### WHAT TO DO:
Copy, from the data below, every line that has "time" in it.

== == ==

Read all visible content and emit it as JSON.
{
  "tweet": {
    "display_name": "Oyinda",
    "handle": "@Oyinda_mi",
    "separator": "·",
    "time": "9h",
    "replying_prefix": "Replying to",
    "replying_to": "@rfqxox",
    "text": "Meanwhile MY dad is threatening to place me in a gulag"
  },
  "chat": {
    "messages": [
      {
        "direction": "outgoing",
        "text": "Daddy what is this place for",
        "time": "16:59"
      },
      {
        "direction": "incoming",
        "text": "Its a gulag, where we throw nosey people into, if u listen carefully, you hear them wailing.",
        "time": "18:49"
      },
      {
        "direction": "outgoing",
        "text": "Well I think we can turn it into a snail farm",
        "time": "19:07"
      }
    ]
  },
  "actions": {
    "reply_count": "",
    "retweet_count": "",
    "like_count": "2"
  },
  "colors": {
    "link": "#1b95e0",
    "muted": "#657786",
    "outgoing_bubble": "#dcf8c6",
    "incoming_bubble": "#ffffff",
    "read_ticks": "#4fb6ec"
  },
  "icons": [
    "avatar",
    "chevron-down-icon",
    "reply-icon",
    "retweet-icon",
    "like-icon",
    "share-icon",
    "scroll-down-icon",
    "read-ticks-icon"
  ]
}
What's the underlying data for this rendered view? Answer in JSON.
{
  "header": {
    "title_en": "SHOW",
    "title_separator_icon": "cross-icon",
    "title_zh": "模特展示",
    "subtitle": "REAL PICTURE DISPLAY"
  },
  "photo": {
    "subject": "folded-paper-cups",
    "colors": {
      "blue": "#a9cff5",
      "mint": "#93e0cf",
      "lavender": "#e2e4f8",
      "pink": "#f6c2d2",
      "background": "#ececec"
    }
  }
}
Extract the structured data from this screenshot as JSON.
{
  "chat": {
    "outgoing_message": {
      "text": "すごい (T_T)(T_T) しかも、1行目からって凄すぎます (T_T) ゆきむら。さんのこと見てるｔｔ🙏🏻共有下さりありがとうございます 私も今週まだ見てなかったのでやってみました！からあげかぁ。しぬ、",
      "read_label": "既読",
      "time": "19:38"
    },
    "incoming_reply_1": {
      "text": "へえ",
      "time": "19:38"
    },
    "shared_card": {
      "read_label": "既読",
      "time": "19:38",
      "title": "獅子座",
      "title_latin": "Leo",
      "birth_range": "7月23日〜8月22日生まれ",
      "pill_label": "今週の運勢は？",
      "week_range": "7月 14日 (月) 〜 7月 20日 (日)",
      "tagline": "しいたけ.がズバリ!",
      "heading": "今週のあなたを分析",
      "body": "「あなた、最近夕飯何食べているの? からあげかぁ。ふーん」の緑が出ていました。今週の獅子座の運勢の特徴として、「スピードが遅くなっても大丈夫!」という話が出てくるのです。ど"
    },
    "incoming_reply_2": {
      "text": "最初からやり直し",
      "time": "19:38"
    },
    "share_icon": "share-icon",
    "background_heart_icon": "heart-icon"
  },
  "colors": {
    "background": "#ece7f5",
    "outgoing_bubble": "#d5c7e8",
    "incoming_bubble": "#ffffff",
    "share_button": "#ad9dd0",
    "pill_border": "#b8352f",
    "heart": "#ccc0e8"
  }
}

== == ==

### SOLUTION FOR THIS PROBLEM:
    "time": "9h",
        "time": "16:59"
        "time": "18:49"
        "time": "19:07"
      "time": "19:38"
      "time": "19:38"
      "time": "19:38",
      "time": "19:38"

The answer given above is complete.